I'd love to have a look at the web site mentioned in this instructable, but Chrome keeps reporting that it drops malware, are you aware of this?
sctirvn6874 years ago
I found a 17" Sceptre monitor. When turned on it emits a high pitched sound, the back light comes on for probably 2 seconds each time the power switch is pressed. I took the board out and it looks like the little doo-dad (technical name) that I circled in the picture overheated and made a burn mark in the circuit board. Any ideas? Thanks.
That component is a mosfet transistor that looks sorted, replace that with same number and also the cap that shows the end bubbled out. good luck on the fix.
I hate these darn things. My cord is acting weird and is showing things in a purple hue. Errrgh.
When this happens, usually the cable is not plugged in all the way. (check the back of the pc where the VGA/DVI cable plugs in. If its a modular cable (has another end that comes off on the monitor side) check that connection too.
jfbjfb4 years ago
OK, works fine with only 2 new caps ! Thank you
gusg5 years ago
220uF is the current standardised way of writing 220 micro-farads. The old mF was dropped a long time ago. That threw me a little when I was searching to buy the caps. 220uF 25v caps are very common.
lemonie5 years ago
(removed by author or community request)
cclla (author)  lemonie5 years ago
(removed by author or community request)
lemonie cclla5 years ago
Thanks for the info - do you have any experience with TV disassembly? L
cclla (author)  lemonie5 years ago
We do have some service manuals. What model are you looking for?
lemonie cclla5 years ago
I was just thinking how TVs used to be repaired more often, a transistor or like these monitors a cap'. It's one of those things that doesn't happen very much, and of course TVs and monitors are quite similar. L
cclla (author)  lemonie5 years ago
Yes, Older monitors and newer TV both have basically the same type power supplies. We have repaired flat panel TVs that have the same problem as this, just a capacitor or two. The parts are cheap if you do it yourself but can be expensive if you call a repair center. It really is amazing that a lowly little part like a capacitor or transistor can kill so many different types of products. I can put together some dis-assembly guides if you think they would help others.

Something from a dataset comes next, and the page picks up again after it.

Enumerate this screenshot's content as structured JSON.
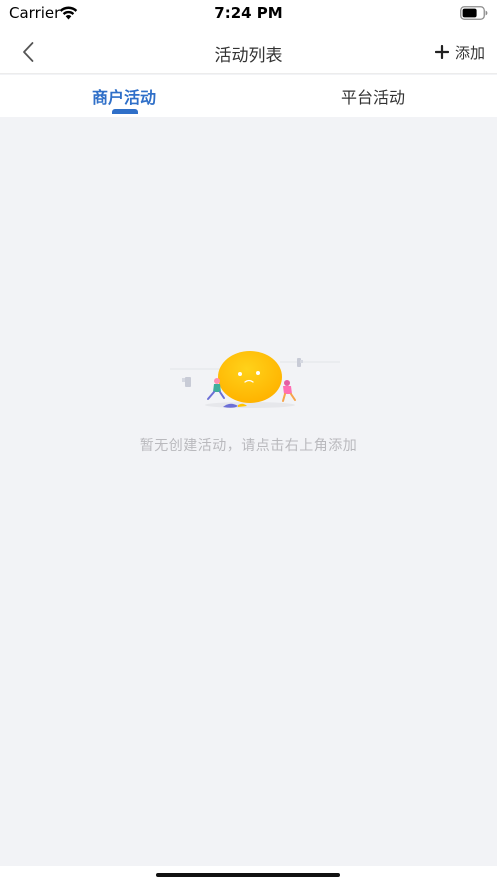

lemonie cclla5 years ago
What would interest me personally, is how you identify the defective components. OK, if they're obviously bulged or blown it's easy I suppose. L
cclla (author)  lemonie5 years ago
How about a guide on how to test capacitors and transistors? That is usually what goes out in the power supplies. Some capacitors can be bad but not bulge so they make it very had to find visually. Buddy
lemonie cclla5 years ago
It would be useful - do it? L (I have plenty of assorted old transistors, I don't know if they work, I only know if the circuit doesn't work..)
christophor5 years ago
You have no idea how happy I am to see this instructable! I'm trying to use one of these monitors to build a touch screen to spruce up an old server rack I use at home. I couldn't figure out how to get the plastic off of the monitor without scratching things up. This helps a lot. Thanks for posting this. - Chris